Data about app and page elements:
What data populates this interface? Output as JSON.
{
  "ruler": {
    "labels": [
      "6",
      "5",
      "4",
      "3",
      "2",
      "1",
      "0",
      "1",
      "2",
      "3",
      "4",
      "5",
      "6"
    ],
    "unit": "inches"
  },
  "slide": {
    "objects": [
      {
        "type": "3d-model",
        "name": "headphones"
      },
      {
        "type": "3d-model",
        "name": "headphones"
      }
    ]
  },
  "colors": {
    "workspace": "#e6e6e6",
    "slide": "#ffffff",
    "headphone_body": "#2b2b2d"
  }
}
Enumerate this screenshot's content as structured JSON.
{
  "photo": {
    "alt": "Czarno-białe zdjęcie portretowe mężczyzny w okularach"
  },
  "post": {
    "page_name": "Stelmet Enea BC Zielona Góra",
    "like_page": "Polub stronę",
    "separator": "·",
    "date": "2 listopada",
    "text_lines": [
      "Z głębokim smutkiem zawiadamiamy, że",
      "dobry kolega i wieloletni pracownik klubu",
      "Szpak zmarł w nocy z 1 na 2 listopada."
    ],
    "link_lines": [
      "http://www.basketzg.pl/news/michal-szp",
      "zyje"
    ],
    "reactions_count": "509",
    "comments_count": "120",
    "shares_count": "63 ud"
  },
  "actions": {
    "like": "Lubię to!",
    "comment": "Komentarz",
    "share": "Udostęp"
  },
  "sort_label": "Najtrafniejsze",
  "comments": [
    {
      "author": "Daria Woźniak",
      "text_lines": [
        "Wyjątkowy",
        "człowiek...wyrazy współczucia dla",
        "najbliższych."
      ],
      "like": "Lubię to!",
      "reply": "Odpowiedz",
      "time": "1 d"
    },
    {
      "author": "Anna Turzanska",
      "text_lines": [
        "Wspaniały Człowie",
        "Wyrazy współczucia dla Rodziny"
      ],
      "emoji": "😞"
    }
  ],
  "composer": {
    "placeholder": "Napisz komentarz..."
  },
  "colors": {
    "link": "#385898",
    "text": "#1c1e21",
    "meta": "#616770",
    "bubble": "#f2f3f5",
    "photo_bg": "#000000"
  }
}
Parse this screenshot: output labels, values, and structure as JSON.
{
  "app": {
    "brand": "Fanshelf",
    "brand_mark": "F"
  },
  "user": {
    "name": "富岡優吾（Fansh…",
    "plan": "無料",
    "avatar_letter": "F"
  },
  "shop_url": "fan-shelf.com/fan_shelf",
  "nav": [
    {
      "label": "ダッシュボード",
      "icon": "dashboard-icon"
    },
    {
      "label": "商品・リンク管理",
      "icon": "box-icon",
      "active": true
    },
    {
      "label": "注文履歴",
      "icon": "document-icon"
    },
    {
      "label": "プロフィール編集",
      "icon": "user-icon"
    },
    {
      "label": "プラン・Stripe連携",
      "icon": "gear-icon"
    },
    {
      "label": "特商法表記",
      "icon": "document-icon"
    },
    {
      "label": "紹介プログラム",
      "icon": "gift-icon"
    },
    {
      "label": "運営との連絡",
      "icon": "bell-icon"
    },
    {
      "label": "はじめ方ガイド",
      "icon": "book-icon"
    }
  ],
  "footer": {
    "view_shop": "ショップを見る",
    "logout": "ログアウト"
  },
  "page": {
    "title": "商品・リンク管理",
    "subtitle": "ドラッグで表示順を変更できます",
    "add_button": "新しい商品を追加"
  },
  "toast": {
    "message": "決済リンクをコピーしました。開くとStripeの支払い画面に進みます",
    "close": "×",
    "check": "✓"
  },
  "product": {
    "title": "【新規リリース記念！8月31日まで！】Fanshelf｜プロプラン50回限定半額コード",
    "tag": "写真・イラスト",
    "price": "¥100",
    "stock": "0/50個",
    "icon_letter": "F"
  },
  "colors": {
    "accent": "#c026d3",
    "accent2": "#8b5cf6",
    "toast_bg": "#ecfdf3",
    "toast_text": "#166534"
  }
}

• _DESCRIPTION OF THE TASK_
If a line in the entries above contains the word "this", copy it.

• _RESPONSE BOX_
What data populates this interface? Output as JSON.
Enumerate this screenshot's content as structured JSON.
Parse this screenshot: output labels, values, and structure as JSON.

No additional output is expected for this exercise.